▶ _Work request_:
What is needed is a word-for-word restatement of all the entries.

+---+

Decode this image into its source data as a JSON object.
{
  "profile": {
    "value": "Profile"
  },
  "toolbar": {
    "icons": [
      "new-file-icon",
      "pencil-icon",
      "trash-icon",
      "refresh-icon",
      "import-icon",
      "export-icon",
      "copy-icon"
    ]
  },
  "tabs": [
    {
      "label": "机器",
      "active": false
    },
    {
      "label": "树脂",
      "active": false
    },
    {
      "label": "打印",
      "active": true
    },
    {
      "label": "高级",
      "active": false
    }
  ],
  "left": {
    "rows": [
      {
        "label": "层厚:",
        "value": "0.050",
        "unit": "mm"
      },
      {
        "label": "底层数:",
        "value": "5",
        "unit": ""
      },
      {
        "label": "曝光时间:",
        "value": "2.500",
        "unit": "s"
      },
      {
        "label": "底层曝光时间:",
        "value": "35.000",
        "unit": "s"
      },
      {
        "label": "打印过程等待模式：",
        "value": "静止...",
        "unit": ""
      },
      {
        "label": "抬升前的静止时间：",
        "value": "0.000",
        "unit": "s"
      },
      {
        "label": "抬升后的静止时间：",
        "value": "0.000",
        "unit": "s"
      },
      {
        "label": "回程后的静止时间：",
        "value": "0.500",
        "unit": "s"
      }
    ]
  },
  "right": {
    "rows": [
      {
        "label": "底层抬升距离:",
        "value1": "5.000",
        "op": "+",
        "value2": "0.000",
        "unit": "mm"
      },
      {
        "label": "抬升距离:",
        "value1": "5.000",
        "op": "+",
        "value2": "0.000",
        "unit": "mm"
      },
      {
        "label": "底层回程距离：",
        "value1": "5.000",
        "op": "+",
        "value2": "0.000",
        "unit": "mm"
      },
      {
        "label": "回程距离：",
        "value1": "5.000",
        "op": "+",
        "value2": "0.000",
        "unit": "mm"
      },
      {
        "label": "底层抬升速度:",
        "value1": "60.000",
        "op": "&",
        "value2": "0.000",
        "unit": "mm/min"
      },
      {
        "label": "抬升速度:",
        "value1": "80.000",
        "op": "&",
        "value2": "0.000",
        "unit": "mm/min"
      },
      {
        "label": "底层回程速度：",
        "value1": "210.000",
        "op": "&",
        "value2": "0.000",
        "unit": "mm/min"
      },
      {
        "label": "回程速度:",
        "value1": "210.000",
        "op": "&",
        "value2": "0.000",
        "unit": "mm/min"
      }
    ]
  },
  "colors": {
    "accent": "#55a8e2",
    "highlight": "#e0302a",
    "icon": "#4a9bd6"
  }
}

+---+

▶ _Result_:
Decode this image into its source data as a JSON object.
{
  "profile": {
    "value": "Profile"
  },
  "toolbar": {
    "icons": [
      "new-file-icon",
      "pencil-icon",
      "trash-icon",
      "refresh-icon",
      "import-icon",
      "export-icon",
      "copy-icon"
    ]
  },
  "tabs": [
    {
      "label": "机器",
      "active": false
    },
    {
      "label": "树脂",
      "active": false
    },
    {
      "label": "打印",
      "active": true
    },
    {
      "label": "高级",
      "active": false
    }
  ],
  "left": {
    "rows": [
      {
        "label": "层厚:",
        "value": "0.050",
        "unit": "mm"
      },
      {
        "label": "底层数:",
        "value": "5",
        "unit": ""
      },
      {
        "label": "曝光时间:",
        "value": "2.500",
        "unit": "s"
      },
      {
        "label": "底层曝光时间:",
        "value": "35.000",
        "unit": "s"
      },
      {
        "label": "打印过程等待模式：",
        "value": "静止...",
        "unit": ""
      },
      {
        "label": "抬升前的静止时间：",
        "value": "0.000",
        "unit": "s"
      },
      {
        "label": "抬升后的静止时间：",
        "value": "0.000",
        "unit": "s"
      },
      {
        "label": "回程后的静止时间：",
        "value": "0.500",
        "unit": "s"
      }
    ]
  },
  "right": {
    "rows": [
      {
        "label": "底层抬升距离:",
        "value1": "5.000",
        "op": "+",
        "value2": "0.000",
        "unit": "mm"
      },
      {
        "label": "抬升距离:",
        "value1": "5.000",
        "op": "+",
        "value2": "0.000",
        "unit": "mm"
      },
      {
        "label": "底层回程距离：",
        "value1": "5.000",
        "op": "+",
        "value2": "0.000",
        "unit": "mm"
      },
      {
        "label": "回程距离：",
        "value1": "5.000",
        "op": "+",
        "value2": "0.000",
        "unit": "mm"
      },
      {
        "label": "底层抬升速度:",
        "value1": "60.000",
        "op": "&",
        "value2": "0.000",
        "unit": "mm/min"
      },
      {
        "label": "抬升速度:",
        "value1": "80.000",
        "op": "&",
        "value2": "0.000",
        "unit": "mm/min"
      },
      {
        "label": "底层回程速度：",
        "value1": "210.000",
        "op": "&",
        "value2": "0.000",
        "unit": "mm/min"
      },
      {
        "label": "回程速度:",
        "value1": "210.000",
        "op": "&",
        "value2": "0.000",
        "unit": "mm/min"
      }
    ]
  },
  "colors": {
    "accent": "#55a8e2",
    "highlight": "#e0302a",
    "icon": "#4a9bd6"
  }
}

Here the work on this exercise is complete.